No pictures, nothing altered: return the data below.

(App and web page records)
====

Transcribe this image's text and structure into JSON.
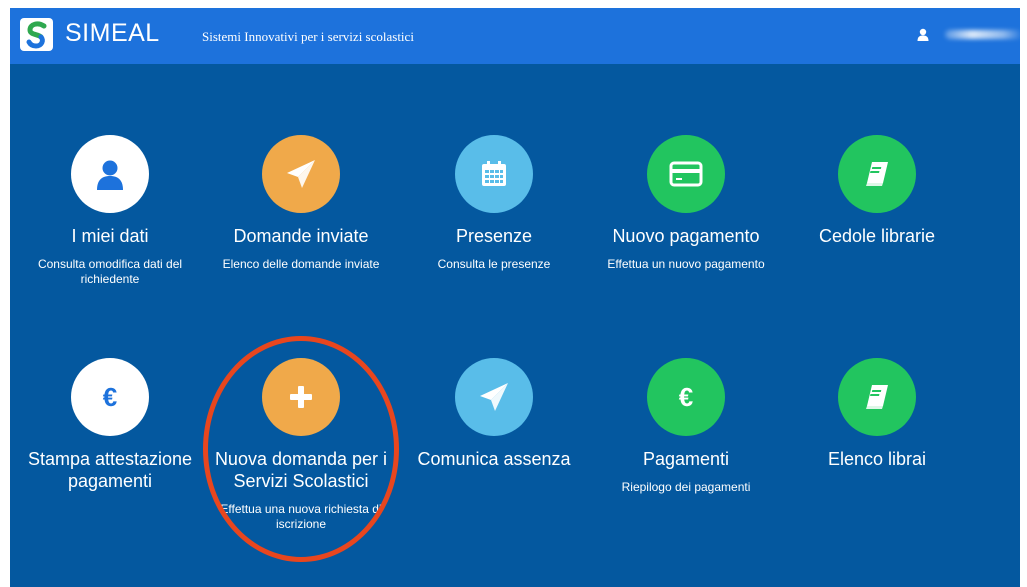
{
  "header": {
    "brand": "SIMEAL",
    "tagline": "Sistemi Innovativi per i servizi scolastici",
    "logo_icon": "simeal-logo-icon",
    "user_icon": "user-icon",
    "background": "#1d72dc"
  },
  "colors": {
    "page_background": "#04589f",
    "white": "#ffffff",
    "orange": "#f0a94a",
    "light_blue": "#59bde9",
    "green": "#22c55f",
    "highlight": "#e8461e"
  },
  "tiles": [
    {
      "title": "I miei dati",
      "desc": "Consulta omodifica dati del richiedente",
      "icon": "user-icon",
      "color": "white"
    },
    {
      "title": "Domande inviate",
      "desc": "Elenco delle domande inviate",
      "icon": "paper-plane-icon",
      "color": "orange"
    },
    {
      "title": "Presenze",
      "desc": "Consulta le presenze",
      "icon": "calendar-icon",
      "color": "light_blue"
    },
    {
      "title": "Nuovo pagamento",
      "desc": "Effettua un nuovo pagamento",
      "icon": "credit-card-icon",
      "color": "green"
    },
    {
      "title": "Cedole librarie",
      "desc": "",
      "icon": "book-icon",
      "color": "green"
    },
    {
      "title": "Stampa attestazione pagamenti",
      "desc": "",
      "icon": "euro-icon",
      "color": "white"
    },
    {
      "title": "Nuova domanda per i Servizi Scolastici",
      "desc": "Effettua una nuova richiesta di iscrizione",
      "icon": "plus-icon",
      "color": "orange",
      "highlighted": true
    },
    {
      "title": "Comunica assenza",
      "desc": "",
      "icon": "paper-plane-icon",
      "color": "light_blue"
    },
    {
      "title": "Pagamenti",
      "desc": "Riepilogo dei pagamenti",
      "icon": "euro-icon",
      "color": "green"
    },
    {
      "title": "Elenco librai",
      "desc": "",
      "icon": "book-icon",
      "color": "green"
    }
  ]
}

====

● **TASK OUTPUT**
Transcribe this image's text and structure into JSON.
{
  "header": {
    "brand": "SIMEAL",
    "tagline": "Sistemi Innovativi per i servizi scolastici",
    "logo_icon": "simeal-logo-icon",
    "user_icon": "user-icon",
    "background": "#1d72dc"
  },
  "colors": {
    "page_background": "#04589f",
    "white": "#ffffff",
    "orange": "#f0a94a",
    "light_blue": "#59bde9",
    "green": "#22c55f",
    "highlight": "#e8461e"
  },
  "tiles": [
    {
      "title": "I miei dati",
      "desc": "Consulta omodifica dati del richiedente",
      "icon": "user-icon",
      "color": "white"
    },
    {
      "title": "Domande inviate",
      "desc": "Elenco delle domande inviate",
      "icon": "paper-plane-icon",
      "color": "orange"
    },
    {
      "title": "Presenze",
      "desc": "Consulta le presenze",
      "icon": "calendar-icon",
      "color": "light_blue"
    },
    {
      "title": "Nuovo pagamento",
      "desc": "Effettua un nuovo pagamento",
      "icon": "credit-card-icon",
      "color": "green"
    },
    {
      "title": "Cedole librarie",
      "desc": "",
      "icon": "book-icon",
      "color": "green"
    },
    {
      "title": "Stampa attestazione pagamenti",
      "desc": "",
      "icon": "euro-icon",
      "color": "white"
    },
    {
      "title": "Nuova domanda per i Servizi Scolastici",
      "desc": "Effettua una nuova richiesta di iscrizione",
      "icon": "plus-icon",
      "color": "orange",
      "highlighted": true
    },
    {
      "title": "Comunica assenza",
      "desc": "",
      "icon": "paper-plane-icon",
      "color": "light_blue"
    },
    {
      "title": "Pagamenti",
      "desc": "Riepilogo dei pagamenti",
      "icon": "euro-icon",
      "color": "green"
    },
    {
      "title": "Elenco librai",
      "desc": "",
      "icon": "book-icon",
      "color": "green"
    }
  ]
}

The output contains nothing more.